TASK TO COMPLETE -
Could you copy out all the lines in the material below where the word "JSON" occurs?

TASK INPUT -
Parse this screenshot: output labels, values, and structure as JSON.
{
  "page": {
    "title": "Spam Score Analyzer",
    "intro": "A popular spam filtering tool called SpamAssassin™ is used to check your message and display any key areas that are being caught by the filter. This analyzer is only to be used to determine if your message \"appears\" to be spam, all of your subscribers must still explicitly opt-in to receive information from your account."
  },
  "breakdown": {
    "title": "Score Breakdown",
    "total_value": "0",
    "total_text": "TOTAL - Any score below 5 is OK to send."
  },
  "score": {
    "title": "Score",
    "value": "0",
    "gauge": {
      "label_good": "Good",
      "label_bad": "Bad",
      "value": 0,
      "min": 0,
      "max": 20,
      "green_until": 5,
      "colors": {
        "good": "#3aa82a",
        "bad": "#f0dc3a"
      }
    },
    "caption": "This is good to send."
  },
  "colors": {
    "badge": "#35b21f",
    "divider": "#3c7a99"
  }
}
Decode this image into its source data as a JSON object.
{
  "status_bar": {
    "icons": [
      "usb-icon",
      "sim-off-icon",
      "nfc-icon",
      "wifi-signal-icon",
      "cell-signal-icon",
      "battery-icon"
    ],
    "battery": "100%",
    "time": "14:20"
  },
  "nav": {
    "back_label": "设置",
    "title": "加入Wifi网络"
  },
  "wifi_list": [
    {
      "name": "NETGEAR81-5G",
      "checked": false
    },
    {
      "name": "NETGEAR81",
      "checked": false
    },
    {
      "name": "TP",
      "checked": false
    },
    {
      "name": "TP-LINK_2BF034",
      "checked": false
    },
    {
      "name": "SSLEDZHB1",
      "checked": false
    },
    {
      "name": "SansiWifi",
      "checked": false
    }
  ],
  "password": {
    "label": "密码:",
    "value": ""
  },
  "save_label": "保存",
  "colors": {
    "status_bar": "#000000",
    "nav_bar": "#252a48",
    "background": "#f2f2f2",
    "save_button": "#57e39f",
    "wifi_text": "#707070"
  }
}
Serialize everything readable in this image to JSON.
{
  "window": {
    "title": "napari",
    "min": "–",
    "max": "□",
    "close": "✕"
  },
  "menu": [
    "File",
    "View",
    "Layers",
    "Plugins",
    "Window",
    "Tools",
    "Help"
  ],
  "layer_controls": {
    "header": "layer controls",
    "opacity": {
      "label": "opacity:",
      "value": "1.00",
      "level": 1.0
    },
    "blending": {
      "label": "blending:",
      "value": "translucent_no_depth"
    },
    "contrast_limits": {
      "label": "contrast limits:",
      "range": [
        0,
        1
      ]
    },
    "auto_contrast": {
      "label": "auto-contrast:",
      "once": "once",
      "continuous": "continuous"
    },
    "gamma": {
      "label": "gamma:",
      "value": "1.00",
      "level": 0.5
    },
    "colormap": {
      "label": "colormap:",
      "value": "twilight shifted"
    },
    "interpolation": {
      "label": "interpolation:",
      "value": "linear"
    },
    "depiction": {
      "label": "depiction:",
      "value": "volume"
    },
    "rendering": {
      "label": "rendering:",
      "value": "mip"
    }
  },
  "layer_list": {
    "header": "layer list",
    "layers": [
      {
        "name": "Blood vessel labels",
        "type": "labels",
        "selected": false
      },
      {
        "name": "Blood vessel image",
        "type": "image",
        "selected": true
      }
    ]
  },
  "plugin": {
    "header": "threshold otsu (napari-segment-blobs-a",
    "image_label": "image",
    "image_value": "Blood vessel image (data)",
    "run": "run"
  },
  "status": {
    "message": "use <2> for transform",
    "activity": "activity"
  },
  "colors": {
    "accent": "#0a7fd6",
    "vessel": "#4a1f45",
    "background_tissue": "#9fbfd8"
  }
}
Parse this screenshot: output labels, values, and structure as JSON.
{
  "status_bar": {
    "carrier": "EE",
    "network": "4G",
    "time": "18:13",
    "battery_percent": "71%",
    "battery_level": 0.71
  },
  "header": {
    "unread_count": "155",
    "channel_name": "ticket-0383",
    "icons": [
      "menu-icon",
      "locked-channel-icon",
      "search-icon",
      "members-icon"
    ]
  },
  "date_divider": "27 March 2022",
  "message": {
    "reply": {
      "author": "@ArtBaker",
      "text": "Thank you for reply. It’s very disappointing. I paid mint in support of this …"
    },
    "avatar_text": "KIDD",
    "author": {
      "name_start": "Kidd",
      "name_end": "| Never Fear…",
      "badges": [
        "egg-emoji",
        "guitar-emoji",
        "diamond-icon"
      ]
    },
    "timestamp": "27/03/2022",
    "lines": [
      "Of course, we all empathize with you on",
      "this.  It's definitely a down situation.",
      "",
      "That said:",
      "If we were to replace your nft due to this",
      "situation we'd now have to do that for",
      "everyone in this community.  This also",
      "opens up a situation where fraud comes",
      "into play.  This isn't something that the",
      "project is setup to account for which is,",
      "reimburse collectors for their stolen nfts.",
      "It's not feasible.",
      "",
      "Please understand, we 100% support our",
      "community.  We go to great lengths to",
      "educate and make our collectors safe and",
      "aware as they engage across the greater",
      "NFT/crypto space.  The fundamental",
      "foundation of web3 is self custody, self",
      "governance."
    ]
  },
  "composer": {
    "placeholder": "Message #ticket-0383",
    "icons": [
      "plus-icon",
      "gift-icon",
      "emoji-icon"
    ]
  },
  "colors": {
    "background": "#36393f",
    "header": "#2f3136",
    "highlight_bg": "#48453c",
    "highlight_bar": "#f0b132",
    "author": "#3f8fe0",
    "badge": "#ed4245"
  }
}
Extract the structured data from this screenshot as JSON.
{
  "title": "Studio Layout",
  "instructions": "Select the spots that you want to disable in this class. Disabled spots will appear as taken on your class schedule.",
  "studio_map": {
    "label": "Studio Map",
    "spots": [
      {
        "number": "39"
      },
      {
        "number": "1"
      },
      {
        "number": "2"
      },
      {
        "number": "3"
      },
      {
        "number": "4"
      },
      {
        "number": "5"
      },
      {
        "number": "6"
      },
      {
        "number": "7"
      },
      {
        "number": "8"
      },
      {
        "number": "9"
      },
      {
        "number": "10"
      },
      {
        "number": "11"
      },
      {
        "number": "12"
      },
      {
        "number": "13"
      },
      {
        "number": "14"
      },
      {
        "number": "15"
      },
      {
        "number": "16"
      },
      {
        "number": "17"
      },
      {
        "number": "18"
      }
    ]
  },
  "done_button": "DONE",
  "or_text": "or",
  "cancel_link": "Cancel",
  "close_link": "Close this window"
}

EXERCISE SOLUTION -
Parse this screenshot: output labels, values, and structure as JSON.
Decode this image into its source data as a JSON object.
Serialize everything readable in this image to JSON.
Parse this screenshot: output labels, values, and structure as JSON.
Extract the structured data from this screenshot as JSON.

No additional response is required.